◆ Exercise ◆
Write out every record in full, keeping each character exactly as it is.

* * * * * * * * *

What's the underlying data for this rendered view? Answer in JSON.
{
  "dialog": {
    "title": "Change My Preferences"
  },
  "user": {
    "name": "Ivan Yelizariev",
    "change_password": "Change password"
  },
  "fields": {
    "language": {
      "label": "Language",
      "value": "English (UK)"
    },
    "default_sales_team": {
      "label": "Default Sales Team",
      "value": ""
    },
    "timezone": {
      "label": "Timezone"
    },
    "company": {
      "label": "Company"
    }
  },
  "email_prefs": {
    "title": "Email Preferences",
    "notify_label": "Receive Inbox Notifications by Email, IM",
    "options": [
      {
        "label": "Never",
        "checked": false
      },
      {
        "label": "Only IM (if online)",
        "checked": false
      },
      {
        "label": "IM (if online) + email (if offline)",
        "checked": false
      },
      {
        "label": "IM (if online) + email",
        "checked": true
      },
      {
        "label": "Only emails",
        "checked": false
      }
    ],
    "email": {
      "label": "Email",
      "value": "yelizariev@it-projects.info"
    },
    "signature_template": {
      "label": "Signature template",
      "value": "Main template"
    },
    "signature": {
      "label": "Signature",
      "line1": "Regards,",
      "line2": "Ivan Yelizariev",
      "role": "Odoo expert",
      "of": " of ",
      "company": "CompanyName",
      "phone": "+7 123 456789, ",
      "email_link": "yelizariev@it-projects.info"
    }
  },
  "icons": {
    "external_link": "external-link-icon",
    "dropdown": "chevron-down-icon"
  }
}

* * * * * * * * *

◆ Expected answer ◆
What's the underlying data for this rendered view? Answer in JSON.
{
  "dialog": {
    "title": "Change My Preferences"
  },
  "user": {
    "name": "Ivan Yelizariev",
    "change_password": "Change password"
  },
  "fields": {
    "language": {
      "label": "Language",
      "value": "English (UK)"
    },
    "default_sales_team": {
      "label": "Default Sales Team",
      "value": ""
    },
    "timezone": {
      "label": "Timezone"
    },
    "company": {
      "label": "Company"
    }
  },
  "email_prefs": {
    "title": "Email Preferences",
    "notify_label": "Receive Inbox Notifications by Email, IM",
    "options": [
      {
        "label": "Never",
        "checked": false
      },
      {
        "label": "Only IM (if online)",
        "checked": false
      },
      {
        "label": "IM (if online) + email (if offline)",
        "checked": false
      },
      {
        "label": "IM (if online) + email",
        "checked": true
      },
      {
        "label": "Only emails",
        "checked": false
      }
    ],
    "email": {
      "label": "Email",
      "value": "yelizariev@it-projects.info"
    },
    "signature_template": {
      "label": "Signature template",
      "value": "Main template"
    },
    "signature": {
      "label": "Signature",
      "line1": "Regards,",
      "line2": "Ivan Yelizariev",
      "role": "Odoo expert",
      "of": " of ",
      "company": "CompanyName",
      "phone": "+7 123 456789, ",
      "email_link": "yelizariev@it-projects.info"
    }
  },
  "icons": {
    "external_link": "external-link-icon",
    "dropdown": "chevron-down-icon"
  }
}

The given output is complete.